» **Action item**:
Go through the listing below and gather every line with the word "icon".

-- Opening Marker --

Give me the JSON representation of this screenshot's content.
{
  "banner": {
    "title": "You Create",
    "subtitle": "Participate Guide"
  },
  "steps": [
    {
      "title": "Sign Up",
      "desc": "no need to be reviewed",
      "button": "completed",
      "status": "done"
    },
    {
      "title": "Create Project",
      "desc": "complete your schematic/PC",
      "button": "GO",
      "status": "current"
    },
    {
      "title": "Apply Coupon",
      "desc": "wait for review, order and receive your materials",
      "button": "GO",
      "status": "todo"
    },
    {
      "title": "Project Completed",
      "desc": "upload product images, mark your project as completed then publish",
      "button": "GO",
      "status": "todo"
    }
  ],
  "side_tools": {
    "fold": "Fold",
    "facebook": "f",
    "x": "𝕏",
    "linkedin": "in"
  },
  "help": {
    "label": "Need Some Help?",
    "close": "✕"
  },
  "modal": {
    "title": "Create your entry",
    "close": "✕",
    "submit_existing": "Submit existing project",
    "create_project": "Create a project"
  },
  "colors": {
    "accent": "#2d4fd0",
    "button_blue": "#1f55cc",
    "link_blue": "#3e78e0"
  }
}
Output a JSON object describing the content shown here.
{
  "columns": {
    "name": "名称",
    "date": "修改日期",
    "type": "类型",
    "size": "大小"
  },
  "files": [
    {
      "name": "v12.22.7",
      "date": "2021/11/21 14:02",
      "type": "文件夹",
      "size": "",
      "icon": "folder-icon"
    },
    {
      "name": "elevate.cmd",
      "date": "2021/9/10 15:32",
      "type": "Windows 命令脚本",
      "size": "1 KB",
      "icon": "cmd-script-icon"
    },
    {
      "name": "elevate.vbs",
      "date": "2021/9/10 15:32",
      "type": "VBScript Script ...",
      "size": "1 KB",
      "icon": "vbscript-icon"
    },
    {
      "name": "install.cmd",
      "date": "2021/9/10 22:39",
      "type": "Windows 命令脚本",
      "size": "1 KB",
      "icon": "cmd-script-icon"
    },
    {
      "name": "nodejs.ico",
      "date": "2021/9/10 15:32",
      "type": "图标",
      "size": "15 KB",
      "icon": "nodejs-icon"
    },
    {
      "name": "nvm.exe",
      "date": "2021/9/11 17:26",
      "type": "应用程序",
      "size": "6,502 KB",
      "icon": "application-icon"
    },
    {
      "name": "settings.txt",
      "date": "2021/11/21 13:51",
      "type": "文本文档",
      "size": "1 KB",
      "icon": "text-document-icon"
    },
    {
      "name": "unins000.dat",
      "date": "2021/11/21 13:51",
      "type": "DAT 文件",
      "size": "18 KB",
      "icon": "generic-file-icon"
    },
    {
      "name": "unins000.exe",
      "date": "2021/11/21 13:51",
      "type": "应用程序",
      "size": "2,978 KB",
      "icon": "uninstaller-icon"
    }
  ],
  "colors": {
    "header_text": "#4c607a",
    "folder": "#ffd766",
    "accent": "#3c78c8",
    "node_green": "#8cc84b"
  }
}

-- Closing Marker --

» **Solution to this problem**:
      "icon": "folder-icon"
      "icon": "cmd-script-icon"
      "icon": "vbscript-icon"
      "icon": "cmd-script-icon"
      "icon": "nodejs-icon"
      "icon": "application-icon"
      "icon": "text-document-icon"
      "icon": "generic-file-icon"
      "icon": "uninstaller-icon"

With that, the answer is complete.